However, it is an accumulation of several limitations in legacy DAST tools that make it even harder to automate the scanning process. Hence the reliance on manual work, namely:

  1. Inability to effectively and seamlessly integrate into the SDLC
  2. Not developer friendly – built for security professionals
  3. Inability to test every pull request, or merge to master due to speed limitations
  4. Lack accuracy – many false positives that need manual validation
  5. Delayed feedback loop to developers

This lack of automation creates a human bottleneck which is impossible to scale and explains why so few organizations are able to test every build or commit (17%) or every Merge to Master (12%). 

Without automation and relying on siloed security teams, it is also very hard to cement a culture of security, which underpins DevOps.

Having security champions is important to achieve this culture, but they too will face an uphill struggle to succeed with such a fragmented security testing process. A seamless and timely feedback loop of validated security issues, removing the false positives, is needed for developers to fix issues early, to be secure by design and minimise risk. 

Automation of security testing baked across your SDLC, for both WebApps and APIs, is paramount.

A DAST tool that your developers, security champions, QA professionals and security team are able to use is required, so that they can effectively collaborate to fix security bugs. 

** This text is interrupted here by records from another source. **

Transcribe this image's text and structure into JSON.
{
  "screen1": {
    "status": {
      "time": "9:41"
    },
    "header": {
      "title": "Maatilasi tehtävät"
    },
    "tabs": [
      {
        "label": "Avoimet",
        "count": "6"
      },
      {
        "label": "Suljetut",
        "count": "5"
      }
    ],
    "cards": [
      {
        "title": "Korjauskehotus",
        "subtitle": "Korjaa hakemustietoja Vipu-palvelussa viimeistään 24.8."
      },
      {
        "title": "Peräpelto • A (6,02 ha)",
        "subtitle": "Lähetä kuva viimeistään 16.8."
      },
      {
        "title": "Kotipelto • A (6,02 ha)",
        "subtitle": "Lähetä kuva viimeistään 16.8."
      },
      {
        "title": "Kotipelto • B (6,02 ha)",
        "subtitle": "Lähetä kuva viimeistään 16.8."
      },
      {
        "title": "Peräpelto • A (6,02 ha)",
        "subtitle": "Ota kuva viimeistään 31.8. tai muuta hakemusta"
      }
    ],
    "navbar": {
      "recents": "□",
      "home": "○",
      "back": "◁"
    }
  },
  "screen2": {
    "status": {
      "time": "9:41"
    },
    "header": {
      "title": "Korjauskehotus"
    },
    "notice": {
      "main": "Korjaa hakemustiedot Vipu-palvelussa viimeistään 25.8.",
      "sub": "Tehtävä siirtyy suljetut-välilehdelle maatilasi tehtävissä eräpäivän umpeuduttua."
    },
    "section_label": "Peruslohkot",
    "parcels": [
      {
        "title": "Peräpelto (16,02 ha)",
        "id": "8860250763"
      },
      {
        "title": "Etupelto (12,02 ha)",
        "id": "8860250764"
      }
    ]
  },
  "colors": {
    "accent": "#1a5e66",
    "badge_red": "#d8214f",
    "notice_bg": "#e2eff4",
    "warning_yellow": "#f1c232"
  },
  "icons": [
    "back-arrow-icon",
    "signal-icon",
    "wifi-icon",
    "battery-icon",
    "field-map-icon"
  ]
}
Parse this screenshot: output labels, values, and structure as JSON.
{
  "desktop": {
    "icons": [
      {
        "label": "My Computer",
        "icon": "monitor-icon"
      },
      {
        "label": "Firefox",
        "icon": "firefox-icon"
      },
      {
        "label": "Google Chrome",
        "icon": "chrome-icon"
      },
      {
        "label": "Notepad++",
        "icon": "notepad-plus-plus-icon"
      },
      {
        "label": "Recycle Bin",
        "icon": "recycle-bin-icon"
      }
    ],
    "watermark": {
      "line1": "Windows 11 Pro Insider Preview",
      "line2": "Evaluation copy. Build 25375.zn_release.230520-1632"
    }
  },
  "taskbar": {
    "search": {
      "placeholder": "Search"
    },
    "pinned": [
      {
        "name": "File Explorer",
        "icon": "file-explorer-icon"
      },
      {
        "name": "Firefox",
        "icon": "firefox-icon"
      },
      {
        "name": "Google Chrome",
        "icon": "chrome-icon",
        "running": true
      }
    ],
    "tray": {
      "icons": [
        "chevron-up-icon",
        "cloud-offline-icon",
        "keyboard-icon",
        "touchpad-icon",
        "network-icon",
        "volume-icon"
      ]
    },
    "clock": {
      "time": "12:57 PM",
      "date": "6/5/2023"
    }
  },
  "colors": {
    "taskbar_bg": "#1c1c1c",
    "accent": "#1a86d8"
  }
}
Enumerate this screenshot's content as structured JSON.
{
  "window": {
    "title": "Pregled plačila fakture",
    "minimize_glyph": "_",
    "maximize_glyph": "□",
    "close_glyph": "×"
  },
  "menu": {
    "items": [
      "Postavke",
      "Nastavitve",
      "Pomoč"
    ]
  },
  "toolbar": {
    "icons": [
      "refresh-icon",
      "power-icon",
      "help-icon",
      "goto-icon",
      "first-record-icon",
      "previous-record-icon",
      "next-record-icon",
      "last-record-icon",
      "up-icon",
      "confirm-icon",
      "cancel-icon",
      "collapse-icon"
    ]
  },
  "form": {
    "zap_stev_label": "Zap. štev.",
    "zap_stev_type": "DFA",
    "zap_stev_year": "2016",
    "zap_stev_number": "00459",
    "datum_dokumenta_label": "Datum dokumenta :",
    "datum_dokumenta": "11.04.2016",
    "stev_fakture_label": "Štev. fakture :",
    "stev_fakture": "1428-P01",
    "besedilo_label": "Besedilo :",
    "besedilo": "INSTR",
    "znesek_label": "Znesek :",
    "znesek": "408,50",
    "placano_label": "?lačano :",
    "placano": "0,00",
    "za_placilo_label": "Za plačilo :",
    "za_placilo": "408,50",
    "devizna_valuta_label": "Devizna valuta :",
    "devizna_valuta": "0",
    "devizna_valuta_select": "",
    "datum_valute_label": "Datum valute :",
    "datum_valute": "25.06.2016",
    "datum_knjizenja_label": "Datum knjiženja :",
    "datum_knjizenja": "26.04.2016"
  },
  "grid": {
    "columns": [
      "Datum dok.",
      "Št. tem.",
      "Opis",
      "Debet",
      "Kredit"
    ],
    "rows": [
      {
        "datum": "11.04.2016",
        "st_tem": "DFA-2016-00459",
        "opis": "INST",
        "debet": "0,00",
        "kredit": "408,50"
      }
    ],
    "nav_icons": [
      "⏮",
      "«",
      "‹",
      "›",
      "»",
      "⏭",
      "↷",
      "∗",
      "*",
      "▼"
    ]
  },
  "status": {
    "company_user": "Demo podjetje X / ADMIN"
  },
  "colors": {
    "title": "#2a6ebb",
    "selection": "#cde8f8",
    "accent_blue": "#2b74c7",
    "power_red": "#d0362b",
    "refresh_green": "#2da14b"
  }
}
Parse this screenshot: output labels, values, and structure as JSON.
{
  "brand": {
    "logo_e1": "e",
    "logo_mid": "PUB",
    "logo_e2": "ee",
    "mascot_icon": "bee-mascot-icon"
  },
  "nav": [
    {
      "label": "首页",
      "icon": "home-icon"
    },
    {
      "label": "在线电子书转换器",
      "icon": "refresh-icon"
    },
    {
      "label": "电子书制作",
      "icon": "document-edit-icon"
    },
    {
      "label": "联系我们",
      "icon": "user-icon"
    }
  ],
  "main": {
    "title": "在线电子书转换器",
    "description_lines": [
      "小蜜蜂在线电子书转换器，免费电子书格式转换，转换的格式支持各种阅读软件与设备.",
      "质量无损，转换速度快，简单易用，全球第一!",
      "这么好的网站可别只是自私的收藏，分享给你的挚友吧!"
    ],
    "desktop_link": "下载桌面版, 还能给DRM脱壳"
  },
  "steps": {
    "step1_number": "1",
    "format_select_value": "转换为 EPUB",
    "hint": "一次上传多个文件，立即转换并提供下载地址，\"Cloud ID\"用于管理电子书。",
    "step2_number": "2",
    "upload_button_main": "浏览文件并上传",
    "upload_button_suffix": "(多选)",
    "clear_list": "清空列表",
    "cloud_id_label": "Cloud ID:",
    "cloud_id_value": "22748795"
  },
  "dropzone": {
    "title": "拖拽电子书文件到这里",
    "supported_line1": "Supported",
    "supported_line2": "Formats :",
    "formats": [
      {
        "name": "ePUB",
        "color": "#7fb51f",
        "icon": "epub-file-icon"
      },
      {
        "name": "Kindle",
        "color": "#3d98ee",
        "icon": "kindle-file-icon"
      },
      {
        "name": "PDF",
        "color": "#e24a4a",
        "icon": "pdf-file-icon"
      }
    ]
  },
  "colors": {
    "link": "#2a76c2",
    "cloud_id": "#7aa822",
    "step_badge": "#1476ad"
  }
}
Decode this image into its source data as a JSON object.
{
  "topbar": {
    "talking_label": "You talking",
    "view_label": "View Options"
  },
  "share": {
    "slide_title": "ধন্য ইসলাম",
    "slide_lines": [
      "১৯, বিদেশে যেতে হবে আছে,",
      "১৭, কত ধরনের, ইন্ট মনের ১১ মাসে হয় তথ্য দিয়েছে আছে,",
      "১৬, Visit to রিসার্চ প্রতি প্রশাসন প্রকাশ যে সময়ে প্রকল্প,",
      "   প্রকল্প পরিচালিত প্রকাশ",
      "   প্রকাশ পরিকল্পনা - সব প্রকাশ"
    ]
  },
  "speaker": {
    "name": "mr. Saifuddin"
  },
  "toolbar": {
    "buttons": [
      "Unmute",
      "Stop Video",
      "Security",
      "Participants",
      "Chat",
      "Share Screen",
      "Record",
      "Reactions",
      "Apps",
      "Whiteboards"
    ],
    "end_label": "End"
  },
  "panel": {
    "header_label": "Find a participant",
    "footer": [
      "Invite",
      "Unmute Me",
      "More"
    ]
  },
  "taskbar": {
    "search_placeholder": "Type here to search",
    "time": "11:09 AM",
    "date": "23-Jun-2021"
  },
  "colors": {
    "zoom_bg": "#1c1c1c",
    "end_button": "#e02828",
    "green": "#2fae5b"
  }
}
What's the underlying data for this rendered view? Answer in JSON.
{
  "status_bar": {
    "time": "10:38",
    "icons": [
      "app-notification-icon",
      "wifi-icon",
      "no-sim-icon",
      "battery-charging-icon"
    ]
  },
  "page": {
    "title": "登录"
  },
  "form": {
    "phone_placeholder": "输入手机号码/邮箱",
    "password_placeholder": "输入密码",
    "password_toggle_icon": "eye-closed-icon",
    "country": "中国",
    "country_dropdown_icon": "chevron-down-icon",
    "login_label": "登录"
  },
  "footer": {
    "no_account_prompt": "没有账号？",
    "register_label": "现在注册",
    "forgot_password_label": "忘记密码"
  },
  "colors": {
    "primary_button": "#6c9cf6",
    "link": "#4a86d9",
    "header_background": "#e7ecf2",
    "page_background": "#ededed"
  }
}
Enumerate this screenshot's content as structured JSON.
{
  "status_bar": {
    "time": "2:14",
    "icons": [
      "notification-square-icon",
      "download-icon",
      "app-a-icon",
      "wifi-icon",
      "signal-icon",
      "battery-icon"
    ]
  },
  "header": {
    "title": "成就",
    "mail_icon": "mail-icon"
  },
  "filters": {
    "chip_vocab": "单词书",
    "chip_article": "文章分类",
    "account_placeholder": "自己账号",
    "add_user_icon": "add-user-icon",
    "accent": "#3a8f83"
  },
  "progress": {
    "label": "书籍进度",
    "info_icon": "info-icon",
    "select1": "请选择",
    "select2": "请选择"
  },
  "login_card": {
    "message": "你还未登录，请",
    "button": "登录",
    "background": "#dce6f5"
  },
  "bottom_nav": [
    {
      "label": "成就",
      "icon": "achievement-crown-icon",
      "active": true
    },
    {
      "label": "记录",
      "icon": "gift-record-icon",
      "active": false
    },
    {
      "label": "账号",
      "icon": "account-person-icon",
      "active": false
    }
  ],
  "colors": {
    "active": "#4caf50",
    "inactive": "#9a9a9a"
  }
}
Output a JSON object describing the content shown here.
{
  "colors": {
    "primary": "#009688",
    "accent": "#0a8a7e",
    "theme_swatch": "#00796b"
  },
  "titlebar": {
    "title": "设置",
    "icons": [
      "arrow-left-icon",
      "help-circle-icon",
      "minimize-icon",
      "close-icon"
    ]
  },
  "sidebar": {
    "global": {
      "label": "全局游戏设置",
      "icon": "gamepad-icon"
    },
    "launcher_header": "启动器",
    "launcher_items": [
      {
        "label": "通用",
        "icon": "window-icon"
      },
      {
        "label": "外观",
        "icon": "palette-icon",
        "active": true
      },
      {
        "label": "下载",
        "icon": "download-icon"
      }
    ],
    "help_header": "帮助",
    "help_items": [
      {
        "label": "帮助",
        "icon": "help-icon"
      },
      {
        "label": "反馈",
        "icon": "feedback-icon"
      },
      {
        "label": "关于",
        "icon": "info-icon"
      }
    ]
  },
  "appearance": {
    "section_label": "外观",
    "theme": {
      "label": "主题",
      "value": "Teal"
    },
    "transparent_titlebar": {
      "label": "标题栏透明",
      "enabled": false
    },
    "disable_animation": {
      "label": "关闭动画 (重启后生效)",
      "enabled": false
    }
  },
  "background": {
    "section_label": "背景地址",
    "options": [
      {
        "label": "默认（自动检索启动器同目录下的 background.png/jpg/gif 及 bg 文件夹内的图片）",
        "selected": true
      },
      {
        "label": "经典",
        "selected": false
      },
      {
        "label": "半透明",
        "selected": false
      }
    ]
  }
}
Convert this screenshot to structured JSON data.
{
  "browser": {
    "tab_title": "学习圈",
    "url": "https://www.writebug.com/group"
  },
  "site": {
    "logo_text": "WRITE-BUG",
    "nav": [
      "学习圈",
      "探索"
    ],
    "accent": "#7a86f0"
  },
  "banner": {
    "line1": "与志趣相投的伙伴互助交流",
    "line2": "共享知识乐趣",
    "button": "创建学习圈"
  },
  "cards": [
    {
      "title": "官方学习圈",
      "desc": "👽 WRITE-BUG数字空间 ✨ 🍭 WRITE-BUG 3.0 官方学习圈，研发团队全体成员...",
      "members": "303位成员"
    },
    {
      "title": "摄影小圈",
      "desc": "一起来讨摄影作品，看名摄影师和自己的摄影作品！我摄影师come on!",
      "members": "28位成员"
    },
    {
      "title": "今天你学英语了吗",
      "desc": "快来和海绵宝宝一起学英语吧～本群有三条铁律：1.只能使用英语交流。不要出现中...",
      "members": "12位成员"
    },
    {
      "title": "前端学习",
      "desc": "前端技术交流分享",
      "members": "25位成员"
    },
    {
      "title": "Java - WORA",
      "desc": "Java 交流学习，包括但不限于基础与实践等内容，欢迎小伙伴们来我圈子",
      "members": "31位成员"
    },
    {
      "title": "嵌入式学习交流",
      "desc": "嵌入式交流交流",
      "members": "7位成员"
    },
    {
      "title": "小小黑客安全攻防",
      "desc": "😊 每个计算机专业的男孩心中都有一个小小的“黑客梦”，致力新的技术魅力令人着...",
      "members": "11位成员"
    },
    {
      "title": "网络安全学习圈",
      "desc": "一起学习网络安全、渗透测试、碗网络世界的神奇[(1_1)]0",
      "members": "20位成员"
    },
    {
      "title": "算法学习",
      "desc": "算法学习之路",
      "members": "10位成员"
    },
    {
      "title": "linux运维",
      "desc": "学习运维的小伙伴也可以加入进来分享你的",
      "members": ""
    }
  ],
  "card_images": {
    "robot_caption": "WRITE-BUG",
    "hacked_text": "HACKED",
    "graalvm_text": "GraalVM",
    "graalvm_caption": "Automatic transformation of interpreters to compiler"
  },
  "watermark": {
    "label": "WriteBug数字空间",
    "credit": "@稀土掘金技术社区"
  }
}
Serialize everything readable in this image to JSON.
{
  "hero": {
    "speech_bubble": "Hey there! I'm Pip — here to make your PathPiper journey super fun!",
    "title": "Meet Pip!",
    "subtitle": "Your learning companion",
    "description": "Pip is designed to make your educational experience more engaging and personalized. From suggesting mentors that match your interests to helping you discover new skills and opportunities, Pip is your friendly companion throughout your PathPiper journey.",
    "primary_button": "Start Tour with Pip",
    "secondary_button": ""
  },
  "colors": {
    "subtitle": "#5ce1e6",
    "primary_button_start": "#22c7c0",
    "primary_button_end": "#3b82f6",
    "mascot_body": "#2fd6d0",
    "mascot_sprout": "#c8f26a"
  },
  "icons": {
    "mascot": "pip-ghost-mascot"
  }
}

The earlier this can be done in your pipeline the better. Add to this integration with your tooling to achieve comprehensive security compliance on every build to enable you to shift security testing left and you have a winning formula. 

Bright’s no-false positive Application Security Testing automation platform helps achieve these goals. Join the 17% of poll respondents and start running security tests on every build – contact us today to learn how our clients are achieving this success or request a demo.

Resources

IASTless IAST – The SAST to DAST Bridge

Streamline appsec with IASTless IAST. Simplify deployment, enhance accuracy, and boost your security posture by combining SAST and Bright’s DAST.

Bringing DAST security to AI-generated code

AI-generated code is basically the holy grail of developer tools of this decade. Think back to just over two years ago; every third article discussed how there weren’t enough engineers to answer demand; some companies even offered coding training for candidates wanting to make a career change. The demand for software and hardware innovation was

5 Examples of Zero Day Vulnerabilities and How to Protect Your Organization

A zero day vulnerability refers to a software security flaw that is unknown to those who should be mitigating it, including the vendor of the target software.

Get our newsletter